I can’t remember a time that I didn’t read. One of my earliest memories is of sitting on my bed on a school morning, one sock on and one abandoned on the floor, with a book in my hand and my mind anywhere but on getting ready for school. I drove my poor mum to distraction as she spent most of her waking hours trying to chivvy me from my book into the real world. I wasn’t particularly impressed by this; living in the real world (which involved going to school) was definitely overrated when there were far more interesting worlds to explore in books (which frequently involved magic, swordfights and other exciting shenanigans).
I think part of the attraction of books for me was to do with my hearing disability. The words, printed in black and white on the page, were accessible, somehow more tangible and easier to understand than the often confusing world in which I found myself. While my friends went mental over their favourite TV shows (what is this Friends of which you speak?), I lost myself in book after book, disappearing for hours into those black and white printed pages that transformed into vibrant universes in my head. Subtitles weren’t really a thing when I was growing up and it took far too much concentration to watch a film or TV series, so reading was the way to go.
After five long years at university, where I studied languages and translation, I returned home and became a bookseller, thinking that it would be a stopgap before I embarked on a career in translation. Except… I was being paid to talk to people about books. I was privileged enough to receive and read advanced copies of books that weren’t due to appear in the shops for months (insert smug bookseller face here). I was in a position where people trusted my opinion, were leaving the shop with books that I knew they would absolutely adore based on my recommendations. I slowly realised that this wasn’t just a stopgap; I wanted to make a career out of it.

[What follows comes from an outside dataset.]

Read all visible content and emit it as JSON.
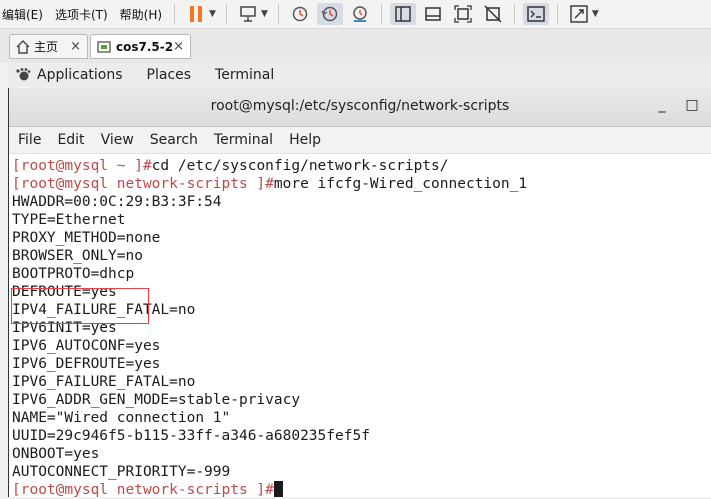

I’ve started this blog because (if you haven’t got the message already) I just love talking about books. I love sharing what I’m reading with customers and my colleagues and helping them to discover something that they might not otherwise have picked up. I’m not very good at recording what I’ve read, either, so this is a sort of diary for me to record my thoughts and keep a record of what I’m reading. Also, something that I have discovered after over a year working in a bookshop is that people can find books intimidating. Some people stick with the same authors because they feel safe, and they don’t know how to go about finding something new to read. If my reviews help somebody to take a chance, to explore something new and to go in a different direction on their reading journey, I’ll consider this a success.